THE TASK:
From the line containing "Decode this image" onward, every line of the entries is to be set down exactly, the last line included.

DATA SHOWN:
↓↓↓

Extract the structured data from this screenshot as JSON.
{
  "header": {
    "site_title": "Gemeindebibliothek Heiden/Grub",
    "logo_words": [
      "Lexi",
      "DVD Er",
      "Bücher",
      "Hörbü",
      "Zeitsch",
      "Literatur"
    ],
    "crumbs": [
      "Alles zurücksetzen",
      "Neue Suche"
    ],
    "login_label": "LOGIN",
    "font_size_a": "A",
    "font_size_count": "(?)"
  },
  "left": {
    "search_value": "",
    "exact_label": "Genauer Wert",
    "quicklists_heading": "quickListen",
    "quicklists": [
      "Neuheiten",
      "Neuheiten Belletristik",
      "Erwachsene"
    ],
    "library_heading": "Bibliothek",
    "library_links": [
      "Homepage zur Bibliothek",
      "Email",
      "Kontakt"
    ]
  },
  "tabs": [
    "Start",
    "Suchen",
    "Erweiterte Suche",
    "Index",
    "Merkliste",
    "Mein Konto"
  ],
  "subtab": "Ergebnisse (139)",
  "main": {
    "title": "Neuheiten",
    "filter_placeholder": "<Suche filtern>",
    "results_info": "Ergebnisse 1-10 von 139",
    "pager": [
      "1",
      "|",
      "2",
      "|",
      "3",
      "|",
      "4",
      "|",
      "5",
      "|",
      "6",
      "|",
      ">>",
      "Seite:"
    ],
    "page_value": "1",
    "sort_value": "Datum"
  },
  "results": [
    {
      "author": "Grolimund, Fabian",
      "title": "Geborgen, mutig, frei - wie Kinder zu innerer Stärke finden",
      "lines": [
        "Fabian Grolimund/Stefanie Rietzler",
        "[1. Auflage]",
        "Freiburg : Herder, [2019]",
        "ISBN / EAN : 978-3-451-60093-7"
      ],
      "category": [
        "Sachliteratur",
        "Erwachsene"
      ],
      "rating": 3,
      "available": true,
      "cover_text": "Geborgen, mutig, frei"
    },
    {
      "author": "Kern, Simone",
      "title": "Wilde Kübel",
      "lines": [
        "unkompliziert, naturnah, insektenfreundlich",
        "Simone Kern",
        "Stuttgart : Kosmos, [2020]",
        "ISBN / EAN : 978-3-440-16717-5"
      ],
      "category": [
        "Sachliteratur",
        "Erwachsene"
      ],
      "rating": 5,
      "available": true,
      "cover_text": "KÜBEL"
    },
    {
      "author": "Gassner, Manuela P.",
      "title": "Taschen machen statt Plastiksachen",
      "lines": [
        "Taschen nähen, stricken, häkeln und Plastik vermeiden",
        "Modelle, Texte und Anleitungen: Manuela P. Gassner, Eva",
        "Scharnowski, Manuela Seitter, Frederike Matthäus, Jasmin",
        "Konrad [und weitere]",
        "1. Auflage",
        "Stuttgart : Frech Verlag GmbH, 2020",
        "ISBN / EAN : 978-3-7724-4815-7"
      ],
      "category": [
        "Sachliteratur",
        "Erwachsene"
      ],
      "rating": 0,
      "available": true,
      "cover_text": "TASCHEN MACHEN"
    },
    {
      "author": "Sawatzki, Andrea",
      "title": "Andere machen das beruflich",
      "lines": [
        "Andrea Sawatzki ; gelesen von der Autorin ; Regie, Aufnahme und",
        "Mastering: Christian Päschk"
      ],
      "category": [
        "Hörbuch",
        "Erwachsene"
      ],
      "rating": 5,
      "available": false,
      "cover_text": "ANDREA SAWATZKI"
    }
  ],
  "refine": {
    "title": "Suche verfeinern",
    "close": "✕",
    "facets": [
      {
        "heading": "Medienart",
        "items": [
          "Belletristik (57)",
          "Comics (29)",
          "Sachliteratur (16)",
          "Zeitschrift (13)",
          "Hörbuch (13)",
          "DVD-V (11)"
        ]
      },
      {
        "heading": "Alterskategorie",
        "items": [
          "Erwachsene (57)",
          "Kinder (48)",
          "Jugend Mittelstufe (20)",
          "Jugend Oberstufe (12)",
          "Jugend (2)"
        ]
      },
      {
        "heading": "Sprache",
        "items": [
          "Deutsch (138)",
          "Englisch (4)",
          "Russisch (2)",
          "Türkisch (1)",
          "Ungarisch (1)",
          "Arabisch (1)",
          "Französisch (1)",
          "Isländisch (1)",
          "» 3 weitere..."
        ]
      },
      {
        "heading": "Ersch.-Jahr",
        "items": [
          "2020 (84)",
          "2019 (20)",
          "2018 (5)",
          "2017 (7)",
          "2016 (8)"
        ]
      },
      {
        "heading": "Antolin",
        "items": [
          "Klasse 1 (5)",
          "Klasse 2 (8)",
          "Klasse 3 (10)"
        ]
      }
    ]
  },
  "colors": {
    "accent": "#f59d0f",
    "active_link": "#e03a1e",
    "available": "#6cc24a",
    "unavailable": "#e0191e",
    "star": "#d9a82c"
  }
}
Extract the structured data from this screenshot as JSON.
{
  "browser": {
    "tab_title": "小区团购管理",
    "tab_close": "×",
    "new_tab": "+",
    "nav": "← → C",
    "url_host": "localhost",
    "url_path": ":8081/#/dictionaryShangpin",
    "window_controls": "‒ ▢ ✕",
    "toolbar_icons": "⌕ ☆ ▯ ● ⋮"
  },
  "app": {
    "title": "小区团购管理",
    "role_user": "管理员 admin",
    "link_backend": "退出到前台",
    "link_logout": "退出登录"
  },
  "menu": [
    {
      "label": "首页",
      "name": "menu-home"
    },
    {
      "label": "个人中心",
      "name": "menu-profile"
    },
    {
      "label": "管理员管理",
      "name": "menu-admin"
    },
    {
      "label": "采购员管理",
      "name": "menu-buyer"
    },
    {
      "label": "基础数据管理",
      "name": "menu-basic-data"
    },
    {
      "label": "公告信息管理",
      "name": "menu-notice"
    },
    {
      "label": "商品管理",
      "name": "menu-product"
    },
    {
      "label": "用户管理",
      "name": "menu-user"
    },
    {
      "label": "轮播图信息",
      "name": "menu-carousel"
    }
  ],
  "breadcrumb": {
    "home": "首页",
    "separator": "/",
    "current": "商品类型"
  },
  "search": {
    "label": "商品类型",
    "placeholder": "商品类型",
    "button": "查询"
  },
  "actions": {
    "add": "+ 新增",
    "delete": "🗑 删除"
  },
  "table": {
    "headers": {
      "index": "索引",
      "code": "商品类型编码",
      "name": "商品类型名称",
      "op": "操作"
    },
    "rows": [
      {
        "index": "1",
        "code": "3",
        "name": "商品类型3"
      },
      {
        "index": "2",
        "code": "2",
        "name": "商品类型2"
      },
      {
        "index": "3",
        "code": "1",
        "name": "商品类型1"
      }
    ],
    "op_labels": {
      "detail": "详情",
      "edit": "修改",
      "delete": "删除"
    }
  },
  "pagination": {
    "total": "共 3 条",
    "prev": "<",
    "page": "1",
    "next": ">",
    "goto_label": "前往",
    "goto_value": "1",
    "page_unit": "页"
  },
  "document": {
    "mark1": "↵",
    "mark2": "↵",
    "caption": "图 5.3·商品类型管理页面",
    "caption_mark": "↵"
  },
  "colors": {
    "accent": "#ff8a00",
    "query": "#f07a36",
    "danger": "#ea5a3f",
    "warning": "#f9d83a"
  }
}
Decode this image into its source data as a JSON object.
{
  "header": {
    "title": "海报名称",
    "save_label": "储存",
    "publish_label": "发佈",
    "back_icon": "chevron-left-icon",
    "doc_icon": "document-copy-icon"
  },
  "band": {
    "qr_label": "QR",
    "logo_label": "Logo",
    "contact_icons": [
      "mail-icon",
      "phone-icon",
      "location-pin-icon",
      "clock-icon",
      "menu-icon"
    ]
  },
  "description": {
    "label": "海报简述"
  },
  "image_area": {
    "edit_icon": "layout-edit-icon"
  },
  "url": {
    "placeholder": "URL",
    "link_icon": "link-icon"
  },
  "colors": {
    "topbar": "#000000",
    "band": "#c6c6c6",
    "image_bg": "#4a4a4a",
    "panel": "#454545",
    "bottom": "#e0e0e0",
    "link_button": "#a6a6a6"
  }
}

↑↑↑

ANSWER FOR THE TASK:
Decode this image into its source data as a JSON object.
{
  "header": {
    "title": "海报名称",
    "save_label": "储存",
    "publish_label": "发佈",
    "back_icon": "chevron-left-icon",
    "doc_icon": "document-copy-icon"
  },
  "band": {
    "qr_label": "QR",
    "logo_label": "Logo",
    "contact_icons": [
      "mail-icon",
      "phone-icon",
      "location-pin-icon",
      "clock-icon",
      "menu-icon"
    ]
  },
  "description": {
    "label": "海报简述"
  },
  "image_area": {
    "edit_icon": "layout-edit-icon"
  },
  "url": {
    "placeholder": "URL",
    "link_icon": "link-icon"
  },
  "colors": {
    "topbar": "#000000",
    "band": "#c6c6c6",
    "image_bg": "#4a4a4a",
    "panel": "#454545",
    "bottom": "#e0e0e0",
    "link_button": "#a6a6a6"
  }
}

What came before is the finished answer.